(TASK PROMPT): Check every line below for the word "title" and copy each one that has it.

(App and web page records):
□ □ □ □

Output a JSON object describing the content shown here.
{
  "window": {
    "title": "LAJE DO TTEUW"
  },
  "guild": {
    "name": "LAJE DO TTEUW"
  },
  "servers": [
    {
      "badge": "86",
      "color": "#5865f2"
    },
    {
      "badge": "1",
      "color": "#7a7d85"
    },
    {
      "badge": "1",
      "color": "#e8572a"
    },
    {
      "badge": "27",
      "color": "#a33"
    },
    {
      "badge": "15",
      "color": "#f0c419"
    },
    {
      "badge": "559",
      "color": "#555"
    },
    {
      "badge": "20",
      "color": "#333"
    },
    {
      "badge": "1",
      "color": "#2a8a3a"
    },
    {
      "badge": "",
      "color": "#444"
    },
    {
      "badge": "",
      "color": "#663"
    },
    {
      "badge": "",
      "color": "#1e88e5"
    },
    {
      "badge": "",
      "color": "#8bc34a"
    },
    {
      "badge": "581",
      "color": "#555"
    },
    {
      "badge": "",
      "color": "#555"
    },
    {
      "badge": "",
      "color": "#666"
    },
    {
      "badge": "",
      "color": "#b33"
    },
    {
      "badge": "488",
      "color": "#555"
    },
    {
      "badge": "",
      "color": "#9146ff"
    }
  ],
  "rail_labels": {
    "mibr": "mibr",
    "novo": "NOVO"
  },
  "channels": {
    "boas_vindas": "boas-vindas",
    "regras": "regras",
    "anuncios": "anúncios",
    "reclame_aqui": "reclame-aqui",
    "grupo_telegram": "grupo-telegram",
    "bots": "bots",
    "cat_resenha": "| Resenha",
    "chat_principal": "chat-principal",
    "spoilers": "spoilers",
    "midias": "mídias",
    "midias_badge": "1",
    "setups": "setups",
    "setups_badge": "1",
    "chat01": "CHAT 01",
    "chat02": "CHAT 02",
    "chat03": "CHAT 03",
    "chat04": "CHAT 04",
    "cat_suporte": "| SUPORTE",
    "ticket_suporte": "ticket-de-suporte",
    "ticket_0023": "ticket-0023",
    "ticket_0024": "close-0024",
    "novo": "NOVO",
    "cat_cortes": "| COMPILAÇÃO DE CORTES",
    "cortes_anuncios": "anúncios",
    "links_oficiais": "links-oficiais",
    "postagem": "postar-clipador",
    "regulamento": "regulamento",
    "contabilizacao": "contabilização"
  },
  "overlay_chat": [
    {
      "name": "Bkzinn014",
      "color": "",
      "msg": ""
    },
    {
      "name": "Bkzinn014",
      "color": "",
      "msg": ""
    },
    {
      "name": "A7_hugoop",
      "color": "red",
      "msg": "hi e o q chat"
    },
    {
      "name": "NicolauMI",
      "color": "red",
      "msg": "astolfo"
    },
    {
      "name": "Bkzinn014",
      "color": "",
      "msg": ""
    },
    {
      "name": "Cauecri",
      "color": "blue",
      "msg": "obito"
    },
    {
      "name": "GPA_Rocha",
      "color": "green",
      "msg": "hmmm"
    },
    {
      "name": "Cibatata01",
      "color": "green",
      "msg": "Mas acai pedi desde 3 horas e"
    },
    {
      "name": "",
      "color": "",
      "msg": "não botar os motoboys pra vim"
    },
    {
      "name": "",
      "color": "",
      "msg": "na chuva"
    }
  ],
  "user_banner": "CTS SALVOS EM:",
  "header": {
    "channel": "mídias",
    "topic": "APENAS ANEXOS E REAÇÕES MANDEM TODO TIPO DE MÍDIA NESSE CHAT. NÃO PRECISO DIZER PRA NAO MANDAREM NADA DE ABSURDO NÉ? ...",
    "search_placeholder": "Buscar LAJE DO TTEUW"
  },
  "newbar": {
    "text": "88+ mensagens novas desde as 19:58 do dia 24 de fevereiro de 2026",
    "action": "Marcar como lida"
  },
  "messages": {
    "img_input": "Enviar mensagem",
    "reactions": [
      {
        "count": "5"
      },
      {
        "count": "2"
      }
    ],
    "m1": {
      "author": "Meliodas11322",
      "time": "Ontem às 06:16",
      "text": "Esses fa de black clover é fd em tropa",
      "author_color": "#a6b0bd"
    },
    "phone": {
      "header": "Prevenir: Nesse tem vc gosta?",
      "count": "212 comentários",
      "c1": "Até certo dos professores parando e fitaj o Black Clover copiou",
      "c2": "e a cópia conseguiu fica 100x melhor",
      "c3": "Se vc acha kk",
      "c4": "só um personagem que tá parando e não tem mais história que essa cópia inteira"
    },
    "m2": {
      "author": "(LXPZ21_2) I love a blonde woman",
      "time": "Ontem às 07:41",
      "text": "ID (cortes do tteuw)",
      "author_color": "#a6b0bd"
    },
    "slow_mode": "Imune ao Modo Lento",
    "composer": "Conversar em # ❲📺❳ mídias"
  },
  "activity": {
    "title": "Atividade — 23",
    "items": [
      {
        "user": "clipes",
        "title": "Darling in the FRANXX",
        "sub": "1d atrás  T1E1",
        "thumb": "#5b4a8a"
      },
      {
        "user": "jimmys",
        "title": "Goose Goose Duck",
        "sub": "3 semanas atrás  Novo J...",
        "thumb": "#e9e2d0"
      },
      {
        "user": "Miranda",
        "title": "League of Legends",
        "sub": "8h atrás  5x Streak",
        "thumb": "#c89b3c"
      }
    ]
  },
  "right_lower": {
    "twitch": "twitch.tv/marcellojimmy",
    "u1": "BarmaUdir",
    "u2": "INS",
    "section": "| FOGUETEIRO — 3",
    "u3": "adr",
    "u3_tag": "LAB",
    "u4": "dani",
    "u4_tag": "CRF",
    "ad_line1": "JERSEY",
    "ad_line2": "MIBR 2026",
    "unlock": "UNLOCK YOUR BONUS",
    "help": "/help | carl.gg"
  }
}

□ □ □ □

(WRITTEN ANSWER):
    "title": "LAJE DO TTEUW"
    "title": "Atividade — 23",
        "title": "Darling in the FRANXX",
        "title": "Goose Goose Duck",
        "title": "League of Legends",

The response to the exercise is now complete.